The FIA is reportedly looking into whether Colton Herta is eligible to be granted a Super Licence that would let him join the F1 grid.
Silly season has been blown wide open in recent weeks following the news that Fernando Alonso will be leaving Alpine to replace Sebastian Vettel at Aston Martin.
Alpine had intended to replace him with Oscar Piastri but it then emerged that he’d signed an agreement to sign for McLaren, who have now announced that Daniel Ricciardo will be leaving at the end of the season.
As a result, the French team must look elsewhere for Alonso’s replacement, and while Ricciardo himself and Mick Schumacher have been linked with the vacant seat, reports have claimed that their first choice is Pierre Gasly.

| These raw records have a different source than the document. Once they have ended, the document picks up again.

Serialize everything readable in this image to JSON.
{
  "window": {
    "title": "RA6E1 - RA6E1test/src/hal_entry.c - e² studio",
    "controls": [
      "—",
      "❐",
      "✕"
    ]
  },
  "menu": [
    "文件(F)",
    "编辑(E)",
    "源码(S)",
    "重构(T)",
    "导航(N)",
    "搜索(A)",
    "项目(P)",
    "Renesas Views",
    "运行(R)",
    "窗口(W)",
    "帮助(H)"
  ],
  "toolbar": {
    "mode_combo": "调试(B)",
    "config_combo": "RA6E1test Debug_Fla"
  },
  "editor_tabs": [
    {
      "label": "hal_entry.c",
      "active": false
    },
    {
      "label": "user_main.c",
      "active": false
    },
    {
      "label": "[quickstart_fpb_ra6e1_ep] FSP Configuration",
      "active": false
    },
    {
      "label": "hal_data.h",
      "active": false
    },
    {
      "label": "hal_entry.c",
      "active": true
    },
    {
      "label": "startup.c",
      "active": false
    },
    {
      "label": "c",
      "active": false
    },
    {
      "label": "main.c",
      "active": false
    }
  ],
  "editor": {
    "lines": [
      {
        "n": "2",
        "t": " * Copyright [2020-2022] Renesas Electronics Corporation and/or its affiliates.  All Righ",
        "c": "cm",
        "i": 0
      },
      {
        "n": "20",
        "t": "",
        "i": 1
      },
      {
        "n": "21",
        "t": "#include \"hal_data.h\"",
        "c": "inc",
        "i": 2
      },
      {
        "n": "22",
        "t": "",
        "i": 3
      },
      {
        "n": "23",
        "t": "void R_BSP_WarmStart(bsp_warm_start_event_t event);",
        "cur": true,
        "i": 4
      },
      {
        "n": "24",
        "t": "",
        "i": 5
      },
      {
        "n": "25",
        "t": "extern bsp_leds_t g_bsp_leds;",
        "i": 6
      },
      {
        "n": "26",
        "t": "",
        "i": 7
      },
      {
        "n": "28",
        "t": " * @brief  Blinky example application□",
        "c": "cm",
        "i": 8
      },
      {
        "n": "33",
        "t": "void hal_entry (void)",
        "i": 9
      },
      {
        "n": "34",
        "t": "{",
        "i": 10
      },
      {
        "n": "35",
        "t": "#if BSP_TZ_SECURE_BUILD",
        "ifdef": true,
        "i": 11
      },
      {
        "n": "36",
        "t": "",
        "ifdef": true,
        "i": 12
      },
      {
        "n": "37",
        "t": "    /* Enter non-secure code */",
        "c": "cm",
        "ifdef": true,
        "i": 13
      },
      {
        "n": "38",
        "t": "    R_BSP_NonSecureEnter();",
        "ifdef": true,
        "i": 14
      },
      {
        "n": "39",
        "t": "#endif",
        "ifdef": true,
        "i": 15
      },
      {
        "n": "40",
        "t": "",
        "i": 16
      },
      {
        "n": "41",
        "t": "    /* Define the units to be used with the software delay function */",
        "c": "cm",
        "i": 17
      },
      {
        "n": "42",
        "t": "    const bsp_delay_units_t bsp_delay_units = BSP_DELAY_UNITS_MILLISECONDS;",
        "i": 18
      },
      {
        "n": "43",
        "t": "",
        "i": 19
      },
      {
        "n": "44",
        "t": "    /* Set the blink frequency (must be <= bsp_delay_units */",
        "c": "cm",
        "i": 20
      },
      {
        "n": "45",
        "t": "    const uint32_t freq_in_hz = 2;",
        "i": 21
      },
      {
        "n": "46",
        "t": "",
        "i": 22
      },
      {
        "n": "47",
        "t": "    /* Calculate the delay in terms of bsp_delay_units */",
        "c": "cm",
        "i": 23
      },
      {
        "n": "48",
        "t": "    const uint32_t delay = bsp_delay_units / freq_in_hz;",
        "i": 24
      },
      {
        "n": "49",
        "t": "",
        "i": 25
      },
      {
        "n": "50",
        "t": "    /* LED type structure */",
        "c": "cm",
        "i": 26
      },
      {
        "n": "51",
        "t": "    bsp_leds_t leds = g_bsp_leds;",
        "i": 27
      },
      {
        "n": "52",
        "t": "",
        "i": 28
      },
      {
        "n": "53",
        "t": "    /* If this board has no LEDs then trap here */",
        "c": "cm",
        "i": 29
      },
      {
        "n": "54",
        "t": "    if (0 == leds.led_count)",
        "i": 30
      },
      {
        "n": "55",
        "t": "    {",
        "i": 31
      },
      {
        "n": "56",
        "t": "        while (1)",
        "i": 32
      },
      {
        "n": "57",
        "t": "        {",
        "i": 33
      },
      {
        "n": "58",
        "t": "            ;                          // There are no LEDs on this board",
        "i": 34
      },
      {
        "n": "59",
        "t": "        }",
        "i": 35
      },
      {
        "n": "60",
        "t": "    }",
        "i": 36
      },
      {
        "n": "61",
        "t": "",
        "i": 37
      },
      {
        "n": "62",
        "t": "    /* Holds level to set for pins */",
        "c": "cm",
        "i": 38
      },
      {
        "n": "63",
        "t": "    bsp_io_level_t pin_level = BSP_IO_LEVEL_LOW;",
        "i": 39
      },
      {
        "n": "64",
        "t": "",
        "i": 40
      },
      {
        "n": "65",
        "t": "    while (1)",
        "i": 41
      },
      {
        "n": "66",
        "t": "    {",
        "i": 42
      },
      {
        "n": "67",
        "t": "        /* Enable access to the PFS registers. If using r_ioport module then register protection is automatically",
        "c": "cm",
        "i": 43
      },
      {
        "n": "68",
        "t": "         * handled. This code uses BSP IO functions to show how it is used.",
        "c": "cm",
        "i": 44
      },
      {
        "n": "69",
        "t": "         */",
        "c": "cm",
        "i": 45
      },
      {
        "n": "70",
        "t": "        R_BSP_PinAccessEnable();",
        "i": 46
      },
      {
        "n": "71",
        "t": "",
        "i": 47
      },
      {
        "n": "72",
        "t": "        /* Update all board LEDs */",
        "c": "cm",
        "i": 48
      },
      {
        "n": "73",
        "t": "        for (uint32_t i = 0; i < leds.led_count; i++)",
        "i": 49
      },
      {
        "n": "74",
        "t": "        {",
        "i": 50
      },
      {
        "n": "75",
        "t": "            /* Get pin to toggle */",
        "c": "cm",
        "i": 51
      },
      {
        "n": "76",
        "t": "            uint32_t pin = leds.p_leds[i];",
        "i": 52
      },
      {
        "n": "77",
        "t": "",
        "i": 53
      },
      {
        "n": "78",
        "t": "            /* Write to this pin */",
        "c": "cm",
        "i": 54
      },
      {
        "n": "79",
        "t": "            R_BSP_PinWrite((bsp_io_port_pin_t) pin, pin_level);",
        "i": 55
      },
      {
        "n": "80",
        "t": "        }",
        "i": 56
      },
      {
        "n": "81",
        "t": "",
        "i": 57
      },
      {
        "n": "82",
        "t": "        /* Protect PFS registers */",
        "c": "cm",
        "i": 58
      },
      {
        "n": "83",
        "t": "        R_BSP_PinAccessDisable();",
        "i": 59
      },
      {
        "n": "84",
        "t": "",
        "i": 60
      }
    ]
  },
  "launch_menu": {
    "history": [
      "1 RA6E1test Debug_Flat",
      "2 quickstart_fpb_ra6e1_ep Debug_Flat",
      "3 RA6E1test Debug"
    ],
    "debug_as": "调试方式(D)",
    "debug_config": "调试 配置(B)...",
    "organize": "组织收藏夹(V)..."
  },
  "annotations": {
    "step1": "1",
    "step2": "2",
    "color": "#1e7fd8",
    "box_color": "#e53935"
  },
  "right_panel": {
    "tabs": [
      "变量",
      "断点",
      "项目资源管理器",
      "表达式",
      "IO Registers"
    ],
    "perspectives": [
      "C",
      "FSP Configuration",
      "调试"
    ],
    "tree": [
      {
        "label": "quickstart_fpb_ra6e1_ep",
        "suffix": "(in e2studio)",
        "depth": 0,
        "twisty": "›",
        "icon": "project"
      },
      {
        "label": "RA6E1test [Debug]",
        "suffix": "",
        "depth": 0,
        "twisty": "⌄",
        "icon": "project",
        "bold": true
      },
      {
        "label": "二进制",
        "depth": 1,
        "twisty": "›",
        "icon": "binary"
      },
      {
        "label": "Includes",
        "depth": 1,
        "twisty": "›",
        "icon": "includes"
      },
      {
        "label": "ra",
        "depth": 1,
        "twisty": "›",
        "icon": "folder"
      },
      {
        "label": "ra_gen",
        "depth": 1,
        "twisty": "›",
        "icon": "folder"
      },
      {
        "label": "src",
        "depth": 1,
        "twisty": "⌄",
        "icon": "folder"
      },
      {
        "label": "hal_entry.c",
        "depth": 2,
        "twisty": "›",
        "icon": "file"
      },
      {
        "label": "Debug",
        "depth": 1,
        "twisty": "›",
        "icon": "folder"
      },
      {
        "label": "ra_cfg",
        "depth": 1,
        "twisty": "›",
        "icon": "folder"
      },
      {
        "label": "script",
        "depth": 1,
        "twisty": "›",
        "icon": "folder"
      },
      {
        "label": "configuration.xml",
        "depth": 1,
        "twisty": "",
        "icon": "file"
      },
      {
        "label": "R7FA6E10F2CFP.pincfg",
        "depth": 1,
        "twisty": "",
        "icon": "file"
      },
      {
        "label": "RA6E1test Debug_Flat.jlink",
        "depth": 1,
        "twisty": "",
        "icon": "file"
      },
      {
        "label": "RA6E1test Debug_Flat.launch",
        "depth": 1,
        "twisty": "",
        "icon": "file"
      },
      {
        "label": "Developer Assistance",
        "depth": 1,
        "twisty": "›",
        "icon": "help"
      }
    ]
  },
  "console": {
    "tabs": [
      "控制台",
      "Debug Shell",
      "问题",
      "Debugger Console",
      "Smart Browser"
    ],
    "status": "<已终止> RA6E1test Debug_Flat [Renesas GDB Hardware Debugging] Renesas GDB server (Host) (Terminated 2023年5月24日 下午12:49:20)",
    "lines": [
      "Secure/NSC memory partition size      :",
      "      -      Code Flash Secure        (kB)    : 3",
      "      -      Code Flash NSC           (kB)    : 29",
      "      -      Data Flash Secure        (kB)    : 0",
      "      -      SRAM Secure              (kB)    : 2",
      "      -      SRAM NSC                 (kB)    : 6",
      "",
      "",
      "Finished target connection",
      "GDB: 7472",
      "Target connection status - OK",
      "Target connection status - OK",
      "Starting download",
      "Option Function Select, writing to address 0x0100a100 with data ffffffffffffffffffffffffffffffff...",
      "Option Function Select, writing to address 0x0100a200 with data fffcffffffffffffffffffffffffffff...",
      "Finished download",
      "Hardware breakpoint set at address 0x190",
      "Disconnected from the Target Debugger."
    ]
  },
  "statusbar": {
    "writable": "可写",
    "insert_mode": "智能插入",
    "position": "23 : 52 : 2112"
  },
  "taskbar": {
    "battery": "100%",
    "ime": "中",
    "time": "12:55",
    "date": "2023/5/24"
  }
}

The Frenchman is contracted to drive for AlphaTauri but Alpine are planning to spend any compensation money they receive from McLaren for Piastri to buy him out of that contract.
Red Bull seem open to such a move too, with Christian Horner and Helmut Marko both refusing to rule it out.
If it does happen, AlphaTauri will need a new driver, and one of the names linked with the team is American driver Herta.
The IndyCar driver has stated his desire to drive in F1 and his best chance of doing so looks to have ended with McLaren, whom he has tested for this, signing Piastri.
Marko is apparently considering giving him a chance at AlphaTauri instead, which wouldn’t be all that surprising given Red Bull’s lack of junior drivers ready to enter F1.
One hurdle is superlicense points though, with Herta having 32 to his name and 40 required for a driver to enter F1 permanently.
He could in theory gain six more before the end of the season if he were to drive in each FP1 session once the IndyCar campaign is finished, but that still wouldn’t be enough.
However, according to Motorsport.com, the FIA are looking into whether they get him onto the grid nonetheless, aware that his arrival would help F1 in its efforts to grow in America.
There are clauses that would allow them to make an exception and grant him a superlicense, but they risk upsetting those looking to get young drivers from F2 onto the grid that are already eligible.
“If he gets a licence we might as well all stop investing F3 and F2,” a paddock source told the site.